Dataset –
• • • • •

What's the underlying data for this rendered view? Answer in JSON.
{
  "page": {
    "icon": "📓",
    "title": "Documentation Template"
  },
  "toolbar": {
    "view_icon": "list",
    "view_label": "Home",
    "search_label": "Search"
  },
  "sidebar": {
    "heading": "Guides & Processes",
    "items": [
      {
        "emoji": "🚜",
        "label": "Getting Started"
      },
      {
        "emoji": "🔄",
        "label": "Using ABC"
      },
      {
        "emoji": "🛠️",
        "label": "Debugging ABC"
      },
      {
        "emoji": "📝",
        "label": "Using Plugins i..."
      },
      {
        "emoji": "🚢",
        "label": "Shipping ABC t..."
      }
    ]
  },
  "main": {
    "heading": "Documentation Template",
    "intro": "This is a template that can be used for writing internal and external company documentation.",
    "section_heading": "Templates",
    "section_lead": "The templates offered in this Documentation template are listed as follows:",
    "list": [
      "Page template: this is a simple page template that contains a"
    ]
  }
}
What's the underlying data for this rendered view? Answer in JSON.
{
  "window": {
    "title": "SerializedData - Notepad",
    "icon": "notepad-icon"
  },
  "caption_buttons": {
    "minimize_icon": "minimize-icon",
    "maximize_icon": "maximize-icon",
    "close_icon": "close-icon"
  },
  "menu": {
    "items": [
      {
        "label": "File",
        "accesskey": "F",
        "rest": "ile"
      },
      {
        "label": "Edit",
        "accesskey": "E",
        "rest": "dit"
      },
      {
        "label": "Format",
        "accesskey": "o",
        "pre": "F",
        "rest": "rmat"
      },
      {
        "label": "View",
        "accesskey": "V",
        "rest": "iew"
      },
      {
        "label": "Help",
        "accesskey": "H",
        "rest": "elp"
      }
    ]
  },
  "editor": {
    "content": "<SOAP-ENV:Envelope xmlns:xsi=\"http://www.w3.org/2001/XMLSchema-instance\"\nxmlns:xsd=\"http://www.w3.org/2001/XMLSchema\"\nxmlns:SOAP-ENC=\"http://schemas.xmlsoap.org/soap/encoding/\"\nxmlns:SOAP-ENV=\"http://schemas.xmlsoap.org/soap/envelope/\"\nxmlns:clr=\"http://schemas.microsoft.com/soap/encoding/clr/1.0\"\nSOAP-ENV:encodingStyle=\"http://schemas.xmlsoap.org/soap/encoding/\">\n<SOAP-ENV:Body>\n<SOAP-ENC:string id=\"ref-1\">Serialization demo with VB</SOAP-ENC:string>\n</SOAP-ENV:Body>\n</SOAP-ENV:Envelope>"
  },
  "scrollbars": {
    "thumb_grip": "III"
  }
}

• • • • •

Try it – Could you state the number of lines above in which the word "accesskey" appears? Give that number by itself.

Result of the task – 5